Express & Star comment: Fares rise will railroad us into cars
In possibly the worst new year's gift of all time, long-suffering railway users are being handed a hike in train fares today.
Across the country the cost of train travel goes up by 3.6 per cent – marking the biggest rise in five years at a time when wages remain flat.
This could possibly be tolerated if the services on offer were of a decent standard.
However, those unfortunate enough to use our railways on a regular basis will be only too aware that this is not the case.
The days of passengers reclining in comfort while the train takes the strain are long gone – if they ever existed at all outside of the vivid imaginations of advertising executives.
Any description of travelling on the railways these days usually involves delays, engineering works, cancelled services and overcrowded carriages.
Tickets were already far too expensive before today's rise, yet the Government appears to be completely unwilling to support our rail lines or to take action against fat cat companies that continue to rake in huge profits.
Yet ministers seem to have no issue with funding the extortionate cost of the largely unwanted HS2 vanity project.
It makes a mockery of the Government's lauding of our railways network.
For many commuters, the benefits of using railways instead of cars have become increasingly difficult to see.
People are sick and tired of hearing railways bosses say they need to increase fares so that they can afford to invest in better services.
The fact is that the majority of services are getting worse, making their excuses sound hollow.
And while commuters are saddled with increased fares, rail bosses treat themselves to multi-million pound salaries and huge bonuses.
It is little wonder that protests are set to take place at stations across the country today.
Transport Secretary Chris Grayling appears to be oblivious to all of this.
If he fails to get a grip on the situation, 2018 will see passengers ditching the railways in their droves.

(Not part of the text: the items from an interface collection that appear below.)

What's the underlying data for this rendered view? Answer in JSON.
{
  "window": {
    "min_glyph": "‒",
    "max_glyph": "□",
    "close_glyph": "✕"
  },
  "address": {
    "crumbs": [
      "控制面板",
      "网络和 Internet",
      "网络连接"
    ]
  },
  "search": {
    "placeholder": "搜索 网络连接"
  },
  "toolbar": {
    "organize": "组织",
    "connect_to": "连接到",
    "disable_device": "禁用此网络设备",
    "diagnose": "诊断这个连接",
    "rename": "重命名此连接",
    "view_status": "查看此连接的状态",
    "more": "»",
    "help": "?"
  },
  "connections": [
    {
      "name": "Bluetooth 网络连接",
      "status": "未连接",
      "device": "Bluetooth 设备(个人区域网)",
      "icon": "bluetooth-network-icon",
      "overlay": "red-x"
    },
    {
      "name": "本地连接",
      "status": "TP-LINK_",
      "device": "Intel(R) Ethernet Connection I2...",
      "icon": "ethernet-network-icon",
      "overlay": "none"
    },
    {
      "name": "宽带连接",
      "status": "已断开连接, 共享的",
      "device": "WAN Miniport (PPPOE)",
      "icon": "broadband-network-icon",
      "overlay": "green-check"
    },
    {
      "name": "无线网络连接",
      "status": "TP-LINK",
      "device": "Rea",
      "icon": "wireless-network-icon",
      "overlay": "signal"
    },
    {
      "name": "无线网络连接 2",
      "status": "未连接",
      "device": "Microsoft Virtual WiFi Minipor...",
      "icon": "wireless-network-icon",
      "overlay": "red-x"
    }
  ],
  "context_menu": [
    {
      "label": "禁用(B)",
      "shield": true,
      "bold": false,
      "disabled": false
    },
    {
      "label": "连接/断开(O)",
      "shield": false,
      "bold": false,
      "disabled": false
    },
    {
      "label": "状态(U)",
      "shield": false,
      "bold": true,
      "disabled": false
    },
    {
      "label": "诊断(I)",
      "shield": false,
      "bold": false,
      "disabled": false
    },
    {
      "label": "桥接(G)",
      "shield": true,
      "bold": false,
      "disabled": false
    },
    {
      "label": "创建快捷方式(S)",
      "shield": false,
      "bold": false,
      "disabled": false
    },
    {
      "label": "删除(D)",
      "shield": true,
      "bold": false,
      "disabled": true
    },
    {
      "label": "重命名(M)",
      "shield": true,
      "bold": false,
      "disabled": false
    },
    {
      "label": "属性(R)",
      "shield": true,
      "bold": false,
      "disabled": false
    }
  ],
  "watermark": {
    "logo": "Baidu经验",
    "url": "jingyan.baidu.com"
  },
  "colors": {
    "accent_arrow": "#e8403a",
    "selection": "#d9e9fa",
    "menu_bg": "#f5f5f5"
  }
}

It is unlikely that people will be happy to let the train take the strain when their pockets are being emptied out on over-priced tickets.